Most surprising to Kwesell was both how eager people were to be involved in her project and how their emotional responses to pandemic imagery changed over time.

“The participants grew from this experience,” said Kwesell, noting that some felt “humbled” by the invitation to peek inside other people’s lives through their photographs. One wrote, “I feel like I should take my shoes off because I am on holy ground. I am honored to be here and am deeply moved by such honesty and openness.”

Kwesell’s findings suggest that pandemic photography elicited more negative emotional responses in the viewer as the pandemic was unfolding but that those responses lessened over time, eventually trending toward positive nostalgia. Viewing others’ self-narratives also helped to build empathy and a sense of connection/community in the viewer, which Kwesell believes could make the methodology of visual self-narrative applicable to other areas, as well, such as in politically divided regions, neighborhoods affected by gentrification and across opposing international borders.

“Documenting through photography can be quite visceral — viewing these photographs later may take us back to the time we experienced the event,” she said. “However, I believe that the more we photograph, and the more we review our photographs, the more we can learn from what we have experienced.”

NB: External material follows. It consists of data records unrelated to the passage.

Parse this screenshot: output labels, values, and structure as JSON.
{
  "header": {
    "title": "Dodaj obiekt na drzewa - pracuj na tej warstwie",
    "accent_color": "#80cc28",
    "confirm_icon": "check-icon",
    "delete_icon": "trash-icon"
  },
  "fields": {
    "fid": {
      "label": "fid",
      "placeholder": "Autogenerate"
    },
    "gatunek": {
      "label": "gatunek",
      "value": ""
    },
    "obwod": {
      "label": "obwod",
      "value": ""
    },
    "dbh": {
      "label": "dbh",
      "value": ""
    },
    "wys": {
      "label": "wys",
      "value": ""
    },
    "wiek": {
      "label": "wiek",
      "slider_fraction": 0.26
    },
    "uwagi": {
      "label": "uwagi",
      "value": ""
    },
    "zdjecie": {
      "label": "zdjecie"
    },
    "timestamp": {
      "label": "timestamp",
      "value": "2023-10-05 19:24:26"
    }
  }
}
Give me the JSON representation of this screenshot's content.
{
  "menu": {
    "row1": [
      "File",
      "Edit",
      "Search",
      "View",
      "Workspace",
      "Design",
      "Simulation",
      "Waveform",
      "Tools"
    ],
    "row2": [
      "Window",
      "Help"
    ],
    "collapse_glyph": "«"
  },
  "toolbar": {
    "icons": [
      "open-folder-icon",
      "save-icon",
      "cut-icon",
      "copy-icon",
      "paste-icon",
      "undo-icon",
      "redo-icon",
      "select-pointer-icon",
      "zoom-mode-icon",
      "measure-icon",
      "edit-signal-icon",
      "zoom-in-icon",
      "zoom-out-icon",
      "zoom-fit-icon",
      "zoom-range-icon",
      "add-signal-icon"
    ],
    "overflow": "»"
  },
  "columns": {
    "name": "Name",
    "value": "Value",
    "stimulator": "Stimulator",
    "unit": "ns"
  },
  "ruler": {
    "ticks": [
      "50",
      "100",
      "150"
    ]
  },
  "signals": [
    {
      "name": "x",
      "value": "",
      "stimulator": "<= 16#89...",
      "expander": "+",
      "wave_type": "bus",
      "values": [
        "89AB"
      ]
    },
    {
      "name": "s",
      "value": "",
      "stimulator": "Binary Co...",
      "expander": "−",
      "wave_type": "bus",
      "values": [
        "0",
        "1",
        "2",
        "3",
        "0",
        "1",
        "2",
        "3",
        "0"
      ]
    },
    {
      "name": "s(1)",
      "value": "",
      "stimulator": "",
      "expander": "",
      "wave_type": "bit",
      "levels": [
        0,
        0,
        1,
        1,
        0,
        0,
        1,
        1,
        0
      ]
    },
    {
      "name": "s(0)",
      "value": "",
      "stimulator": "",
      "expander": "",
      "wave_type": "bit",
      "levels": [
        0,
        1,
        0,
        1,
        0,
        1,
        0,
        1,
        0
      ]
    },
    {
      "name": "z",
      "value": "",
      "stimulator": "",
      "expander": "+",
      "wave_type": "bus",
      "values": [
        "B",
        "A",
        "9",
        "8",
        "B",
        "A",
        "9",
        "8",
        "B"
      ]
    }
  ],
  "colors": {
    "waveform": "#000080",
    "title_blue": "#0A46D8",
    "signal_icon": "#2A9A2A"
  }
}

According to College of Arts & Sciences Dean Alexander Siedschlag, Kwesell’s work demonstrates how research from humanities disciplines can lead to results of immediate industry relevance, in addition to having broader benefits.

"Building resilience is a pervasive challenge of our time in so many domains,” Siedschlag said. “Allison's work is a great example of the bandwidth of multi-disciplinary safety, security and resilience research contributions out of the Worldwide College of Arts & Sciences. To embrace adversity and trauma and find ways to turn them into stepping stones for personal growth is very important in Embry-Riddle's core mission.”

Posted In: Research